▶ Directions for this task
Once you have read the records, write them out again exactly.

▶ Source data
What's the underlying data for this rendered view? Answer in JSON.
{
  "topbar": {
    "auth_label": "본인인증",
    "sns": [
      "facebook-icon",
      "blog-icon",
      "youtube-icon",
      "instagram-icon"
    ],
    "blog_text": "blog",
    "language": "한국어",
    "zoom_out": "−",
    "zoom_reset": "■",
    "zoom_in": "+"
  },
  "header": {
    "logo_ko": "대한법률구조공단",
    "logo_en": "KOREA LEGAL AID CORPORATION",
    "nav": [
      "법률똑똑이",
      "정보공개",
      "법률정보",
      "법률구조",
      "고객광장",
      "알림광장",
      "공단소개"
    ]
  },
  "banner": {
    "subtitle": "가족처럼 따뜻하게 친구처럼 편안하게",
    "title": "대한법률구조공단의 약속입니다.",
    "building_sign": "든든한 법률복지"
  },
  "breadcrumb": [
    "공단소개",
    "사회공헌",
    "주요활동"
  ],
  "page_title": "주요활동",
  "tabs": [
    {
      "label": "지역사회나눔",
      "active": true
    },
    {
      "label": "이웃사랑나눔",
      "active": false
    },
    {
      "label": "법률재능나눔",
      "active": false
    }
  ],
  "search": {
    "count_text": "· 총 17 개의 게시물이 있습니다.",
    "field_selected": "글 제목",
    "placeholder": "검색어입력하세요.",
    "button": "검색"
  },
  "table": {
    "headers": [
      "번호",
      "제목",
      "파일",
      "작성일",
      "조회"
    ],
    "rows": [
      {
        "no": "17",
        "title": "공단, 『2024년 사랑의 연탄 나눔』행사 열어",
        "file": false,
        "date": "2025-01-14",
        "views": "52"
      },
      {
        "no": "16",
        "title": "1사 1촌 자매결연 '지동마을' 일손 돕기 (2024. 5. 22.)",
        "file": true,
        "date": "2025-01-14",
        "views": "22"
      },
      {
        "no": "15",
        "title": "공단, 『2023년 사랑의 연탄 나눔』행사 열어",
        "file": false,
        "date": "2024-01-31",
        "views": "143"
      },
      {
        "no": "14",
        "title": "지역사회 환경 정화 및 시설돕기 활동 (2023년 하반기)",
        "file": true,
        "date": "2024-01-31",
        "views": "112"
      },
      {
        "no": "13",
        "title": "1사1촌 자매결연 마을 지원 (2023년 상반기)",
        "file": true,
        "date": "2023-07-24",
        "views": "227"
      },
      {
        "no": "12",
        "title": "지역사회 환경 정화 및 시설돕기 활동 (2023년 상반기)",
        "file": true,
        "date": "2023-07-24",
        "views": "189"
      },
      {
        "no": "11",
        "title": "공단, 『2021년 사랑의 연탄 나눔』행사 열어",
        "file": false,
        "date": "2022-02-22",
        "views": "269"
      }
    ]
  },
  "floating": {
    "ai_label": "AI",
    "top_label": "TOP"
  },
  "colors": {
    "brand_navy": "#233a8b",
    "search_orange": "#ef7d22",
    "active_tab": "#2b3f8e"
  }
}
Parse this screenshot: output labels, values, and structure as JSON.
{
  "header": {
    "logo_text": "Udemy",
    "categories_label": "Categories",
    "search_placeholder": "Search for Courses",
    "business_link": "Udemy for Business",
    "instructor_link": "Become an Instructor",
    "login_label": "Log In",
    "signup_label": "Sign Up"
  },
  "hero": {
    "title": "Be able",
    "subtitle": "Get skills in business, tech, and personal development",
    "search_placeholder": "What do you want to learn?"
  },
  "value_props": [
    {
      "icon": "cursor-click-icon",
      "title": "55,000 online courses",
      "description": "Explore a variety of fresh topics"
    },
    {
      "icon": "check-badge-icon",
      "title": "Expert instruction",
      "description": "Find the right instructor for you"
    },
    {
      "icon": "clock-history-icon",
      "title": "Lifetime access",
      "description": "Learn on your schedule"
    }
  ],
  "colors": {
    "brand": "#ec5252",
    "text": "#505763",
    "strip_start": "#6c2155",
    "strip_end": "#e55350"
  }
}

▶ Response to this task
What's the underlying data for this rendered view? Answer in JSON.
{
  "topbar": {
    "auth_label": "본인인증",
    "sns": [
      "facebook-icon",
      "blog-icon",
      "youtube-icon",
      "instagram-icon"
    ],
    "blog_text": "blog",
    "language": "한국어",
    "zoom_out": "−",
    "zoom_reset": "■",
    "zoom_in": "+"
  },
  "header": {
    "logo_ko": "대한법률구조공단",
    "logo_en": "KOREA LEGAL AID CORPORATION",
    "nav": [
      "법률똑똑이",
      "정보공개",
      "법률정보",
      "법률구조",
      "고객광장",
      "알림광장",
      "공단소개"
    ]
  },
  "banner": {
    "subtitle": "가족처럼 따뜻하게 친구처럼 편안하게",
    "title": "대한법률구조공단의 약속입니다.",
    "building_sign": "든든한 법률복지"
  },
  "breadcrumb": [
    "공단소개",
    "사회공헌",
    "주요활동"
  ],
  "page_title": "주요활동",
  "tabs": [
    {
      "label": "지역사회나눔",
      "active": true
    },
    {
      "label": "이웃사랑나눔",
      "active": false
    },
    {
      "label": "법률재능나눔",
      "active": false
    }
  ],
  "search": {
    "count_text": "· 총 17 개의 게시물이 있습니다.",
    "field_selected": "글 제목",
    "placeholder": "검색어입력하세요.",
    "button": "검색"
  },
  "table": {
    "headers": [
      "번호",
      "제목",
      "파일",
      "작성일",
      "조회"
    ],
    "rows": [
      {
        "no": "17",
        "title": "공단, 『2024년 사랑의 연탄 나눔』행사 열어",
        "file": false,
        "date": "2025-01-14",
        "views": "52"
      },
      {
        "no": "16",
        "title": "1사 1촌 자매결연 '지동마을' 일손 돕기 (2024. 5. 22.)",
        "file": true,
        "date": "2025-01-14",
        "views": "22"
      },
      {
        "no": "15",
        "title": "공단, 『2023년 사랑의 연탄 나눔』행사 열어",
        "file": false,
        "date": "2024-01-31",
        "views": "143"
      },
      {
        "no": "14",
        "title": "지역사회 환경 정화 및 시설돕기 활동 (2023년 하반기)",
        "file": true,
        "date": "2024-01-31",
        "views": "112"
      },
      {
        "no": "13",
        "title": "1사1촌 자매결연 마을 지원 (2023년 상반기)",
        "file": true,
        "date": "2023-07-24",
        "views": "227"
      },
      {
        "no": "12",
        "title": "지역사회 환경 정화 및 시설돕기 활동 (2023년 상반기)",
        "file": true,
        "date": "2023-07-24",
        "views": "189"
      },
      {
        "no": "11",
        "title": "공단, 『2021년 사랑의 연탄 나눔』행사 열어",
        "file": false,
        "date": "2022-02-22",
        "views": "269"
      }
    ]
  },
  "floating": {
    "ai_label": "AI",
    "top_label": "TOP"
  },
  "colors": {
    "brand_navy": "#233a8b",
    "search_orange": "#ef7d22",
    "active_tab": "#2b3f8e"
  }
}
Parse this screenshot: output labels, values, and structure as JSON.
{
  "header": {
    "logo_text": "Udemy",
    "categories_label": "Categories",
    "search_placeholder": "Search for Courses",
    "business_link": "Udemy for Business",
    "instructor_link": "Become an Instructor",
    "login_label": "Log In",
    "signup_label": "Sign Up"
  },
  "hero": {
    "title": "Be able",
    "subtitle": "Get skills in business, tech, and personal development",
    "search_placeholder": "What do you want to learn?"
  },
  "value_props": [
    {
      "icon": "cursor-click-icon",
      "title": "55,000 online courses",
      "description": "Explore a variety of fresh topics"
    },
    {
      "icon": "check-badge-icon",
      "title": "Expert instruction",
      "description": "Find the right instructor for you"
    },
    {
      "icon": "clock-history-icon",
      "title": "Lifetime access",
      "description": "Learn on your schedule"
    }
  ],
  "colors": {
    "brand": "#ec5252",
    "text": "#505763",
    "strip_start": "#6c2155",
    "strip_end": "#e55350"
  }
}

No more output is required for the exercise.